TASK BRIEF: Scan the lines below; pull out those with "Malia".

(Data records for software interfaces)

++++++++++++++++++++

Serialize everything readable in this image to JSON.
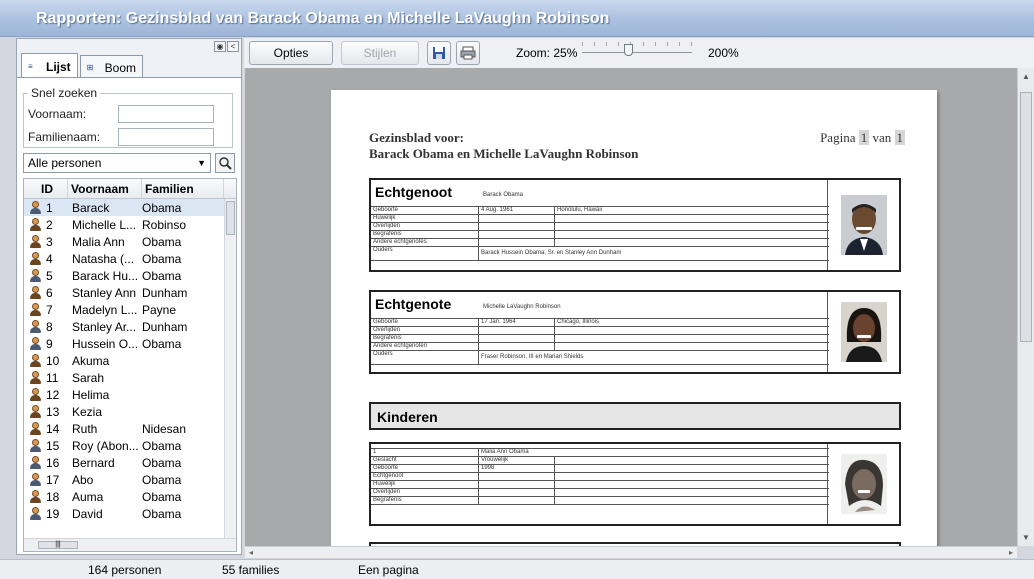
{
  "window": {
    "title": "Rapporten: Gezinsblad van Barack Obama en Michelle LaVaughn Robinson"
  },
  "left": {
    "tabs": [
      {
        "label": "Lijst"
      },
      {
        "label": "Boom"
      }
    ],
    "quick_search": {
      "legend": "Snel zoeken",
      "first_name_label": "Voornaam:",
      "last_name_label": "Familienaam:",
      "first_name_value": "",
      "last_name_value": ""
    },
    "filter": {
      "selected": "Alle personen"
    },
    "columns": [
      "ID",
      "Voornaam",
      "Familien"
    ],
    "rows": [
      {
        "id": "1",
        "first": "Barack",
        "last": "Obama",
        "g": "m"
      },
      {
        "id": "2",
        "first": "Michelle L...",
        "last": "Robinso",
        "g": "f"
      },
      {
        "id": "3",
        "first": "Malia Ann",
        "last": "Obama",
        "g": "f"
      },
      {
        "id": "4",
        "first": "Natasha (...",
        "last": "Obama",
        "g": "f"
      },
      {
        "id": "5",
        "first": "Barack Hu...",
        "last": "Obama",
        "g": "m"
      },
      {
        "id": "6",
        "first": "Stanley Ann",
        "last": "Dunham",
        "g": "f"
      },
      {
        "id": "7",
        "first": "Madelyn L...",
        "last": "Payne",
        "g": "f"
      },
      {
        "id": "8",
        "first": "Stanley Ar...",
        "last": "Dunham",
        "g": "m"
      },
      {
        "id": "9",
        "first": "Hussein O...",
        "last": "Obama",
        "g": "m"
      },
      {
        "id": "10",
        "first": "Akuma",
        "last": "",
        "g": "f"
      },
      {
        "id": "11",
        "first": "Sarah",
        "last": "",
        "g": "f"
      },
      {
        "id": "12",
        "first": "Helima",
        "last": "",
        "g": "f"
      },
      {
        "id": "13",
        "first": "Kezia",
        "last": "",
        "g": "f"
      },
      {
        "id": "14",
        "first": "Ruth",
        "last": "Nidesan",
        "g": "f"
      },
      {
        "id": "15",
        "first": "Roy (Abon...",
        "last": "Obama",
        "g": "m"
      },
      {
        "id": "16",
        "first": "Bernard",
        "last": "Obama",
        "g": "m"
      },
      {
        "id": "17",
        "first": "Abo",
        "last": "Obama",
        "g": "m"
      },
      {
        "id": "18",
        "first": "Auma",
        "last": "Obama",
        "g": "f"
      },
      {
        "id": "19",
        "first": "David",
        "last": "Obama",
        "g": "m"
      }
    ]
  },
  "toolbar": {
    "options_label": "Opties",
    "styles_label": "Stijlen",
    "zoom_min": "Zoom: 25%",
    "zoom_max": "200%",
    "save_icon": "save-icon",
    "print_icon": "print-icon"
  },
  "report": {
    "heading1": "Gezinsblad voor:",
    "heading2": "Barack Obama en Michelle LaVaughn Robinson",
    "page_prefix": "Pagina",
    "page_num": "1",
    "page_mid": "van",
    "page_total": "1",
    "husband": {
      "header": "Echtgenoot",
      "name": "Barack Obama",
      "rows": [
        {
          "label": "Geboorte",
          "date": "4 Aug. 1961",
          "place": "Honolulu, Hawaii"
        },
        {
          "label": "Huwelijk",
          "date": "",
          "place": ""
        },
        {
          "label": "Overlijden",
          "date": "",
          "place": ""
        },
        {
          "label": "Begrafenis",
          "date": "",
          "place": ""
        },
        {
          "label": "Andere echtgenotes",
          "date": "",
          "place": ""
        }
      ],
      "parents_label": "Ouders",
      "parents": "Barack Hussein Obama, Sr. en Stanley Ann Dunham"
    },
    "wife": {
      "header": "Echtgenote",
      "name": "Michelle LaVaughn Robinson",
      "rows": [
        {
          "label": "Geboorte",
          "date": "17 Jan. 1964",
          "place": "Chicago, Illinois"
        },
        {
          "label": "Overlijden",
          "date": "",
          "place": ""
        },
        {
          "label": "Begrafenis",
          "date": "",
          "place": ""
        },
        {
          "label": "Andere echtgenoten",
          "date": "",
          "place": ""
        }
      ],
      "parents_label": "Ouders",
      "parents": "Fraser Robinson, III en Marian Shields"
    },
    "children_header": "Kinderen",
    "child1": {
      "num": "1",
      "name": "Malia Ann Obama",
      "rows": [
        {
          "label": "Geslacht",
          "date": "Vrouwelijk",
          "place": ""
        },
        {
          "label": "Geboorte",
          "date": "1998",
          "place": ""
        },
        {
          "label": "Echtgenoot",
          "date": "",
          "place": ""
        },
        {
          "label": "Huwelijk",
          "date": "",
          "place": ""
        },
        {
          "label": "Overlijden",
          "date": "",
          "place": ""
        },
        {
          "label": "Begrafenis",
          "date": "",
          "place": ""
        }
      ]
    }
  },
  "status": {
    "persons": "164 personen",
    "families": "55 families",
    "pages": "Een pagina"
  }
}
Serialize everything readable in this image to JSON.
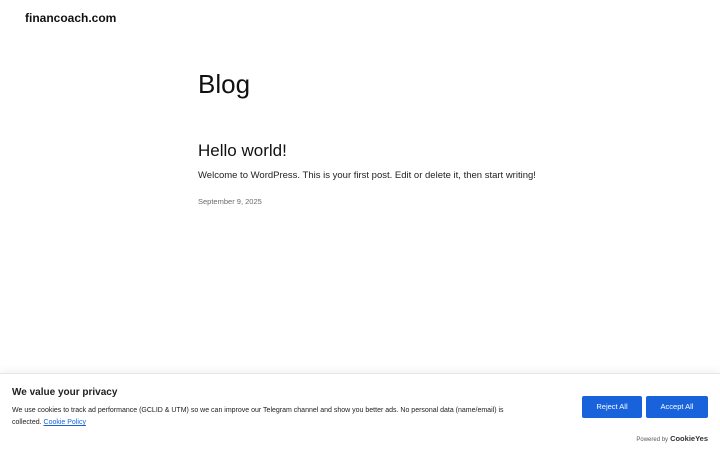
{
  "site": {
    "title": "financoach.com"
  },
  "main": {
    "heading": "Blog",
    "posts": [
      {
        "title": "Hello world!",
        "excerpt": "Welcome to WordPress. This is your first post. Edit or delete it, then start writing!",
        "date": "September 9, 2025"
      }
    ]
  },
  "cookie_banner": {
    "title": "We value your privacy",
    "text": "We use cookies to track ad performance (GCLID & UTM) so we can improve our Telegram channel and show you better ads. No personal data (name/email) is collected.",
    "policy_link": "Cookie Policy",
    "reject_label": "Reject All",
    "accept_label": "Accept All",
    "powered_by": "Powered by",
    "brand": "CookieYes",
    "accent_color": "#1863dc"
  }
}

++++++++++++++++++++

ANSWER:
        "first": "Malia Ann",
      "name": "Malia Ann Obama",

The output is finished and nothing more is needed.